The Lowther Hills, also sometimes known as the Lowthers, are an extensive area of hill country in the Southern Uplands of Scotland, though some sub-ranges of hills in this area also go under their own local names - see "Hillwalking" below. They form a roughly rhomboidal or lozenge shape on the map with the acute angles being to north and south. It has river valleys along its boundaries to north east (Clydesdale) and south west (Nithsdale) which carry the two largest arterial routes northwards into the west side of the Central Belt of Scotland. A string of small towns have long since developed along these routes. Most of the Lowther Hills lie in the Administrative County of Dumfries and Galloway, though part in the administrative county of South Lanarkshire moves into them around the village of Leadhills and the Daer Reservoir.
The Fairmont St Andrews Bay is a 5 star resort hotel situated 2 miles (3.2 km) outside the town of St Andrews in Fife, Scotland. The hotel is managed by Fairmont Hotels and Resorts and owned by a company led by Great Century.
Moffat railway station was a station and the terminus of a short branch line which served Moffat, in the Scottish county of Dumfries and Galloway. It was served by trains from the junction at the now closed Beattock

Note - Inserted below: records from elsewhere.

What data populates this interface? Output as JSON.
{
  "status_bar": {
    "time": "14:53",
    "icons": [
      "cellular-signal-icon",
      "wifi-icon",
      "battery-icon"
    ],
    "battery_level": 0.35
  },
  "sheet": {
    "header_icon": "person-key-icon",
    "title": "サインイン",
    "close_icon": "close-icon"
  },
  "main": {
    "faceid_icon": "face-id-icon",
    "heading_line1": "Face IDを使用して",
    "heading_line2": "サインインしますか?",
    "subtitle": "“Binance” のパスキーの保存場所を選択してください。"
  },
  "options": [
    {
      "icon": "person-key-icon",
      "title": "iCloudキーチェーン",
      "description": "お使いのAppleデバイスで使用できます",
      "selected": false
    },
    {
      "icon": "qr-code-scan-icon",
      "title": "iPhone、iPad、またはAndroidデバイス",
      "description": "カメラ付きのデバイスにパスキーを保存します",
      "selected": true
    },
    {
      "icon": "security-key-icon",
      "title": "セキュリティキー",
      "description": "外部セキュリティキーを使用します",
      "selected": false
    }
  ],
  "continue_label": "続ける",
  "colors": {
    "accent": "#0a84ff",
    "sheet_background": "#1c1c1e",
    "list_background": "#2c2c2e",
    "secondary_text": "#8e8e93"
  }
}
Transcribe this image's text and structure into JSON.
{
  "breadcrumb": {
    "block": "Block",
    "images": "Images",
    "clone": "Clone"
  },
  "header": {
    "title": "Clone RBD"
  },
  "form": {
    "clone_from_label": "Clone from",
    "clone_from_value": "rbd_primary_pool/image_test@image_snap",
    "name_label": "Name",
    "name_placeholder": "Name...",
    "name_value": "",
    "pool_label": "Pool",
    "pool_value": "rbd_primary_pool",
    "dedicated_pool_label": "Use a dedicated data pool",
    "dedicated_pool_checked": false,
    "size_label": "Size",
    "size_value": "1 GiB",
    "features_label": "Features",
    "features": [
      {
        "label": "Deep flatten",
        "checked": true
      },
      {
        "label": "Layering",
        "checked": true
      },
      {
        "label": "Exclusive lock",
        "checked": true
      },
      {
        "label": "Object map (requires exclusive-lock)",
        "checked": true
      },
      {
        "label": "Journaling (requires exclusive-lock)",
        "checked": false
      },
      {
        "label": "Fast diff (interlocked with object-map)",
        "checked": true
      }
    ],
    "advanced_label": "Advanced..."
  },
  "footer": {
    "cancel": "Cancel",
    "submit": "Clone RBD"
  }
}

The Romans and Reivers Route is a long-distance path in southern Scotland, linking the Forest of Ae in Dumfries and Galloway with Hawick in the Scottish Borders. The route, which is 84 km long, uses forest tracks, drovers' roads and some sections of public road to link Roman roads across the border country of Scotland. It takes its name from these roads, and the fact that it passes through areas associated with the Border Reivers, the name given to cattle raiders along the Anglo-Scottish border between late 13th century to the beginning of the 17th century. The route is intended to be suitable for walkers, cyclists and horseriders, having been specifically developed to include features such as self-closing gates.
Kirkpatrick-Juxta is a parish in Dumfries and Galloway on the A701, between Biggar, Moffat and Lockerbie. The parish straddles the main road A74 (M). It is primarily a rural parish. One source describes its name as meaning "the lands next to the church of St Patrick". Another source describes it as the church of St. Patrick named in the 15th century as closest to the See of Glasgow. Another source says the original name was Kilpatrick.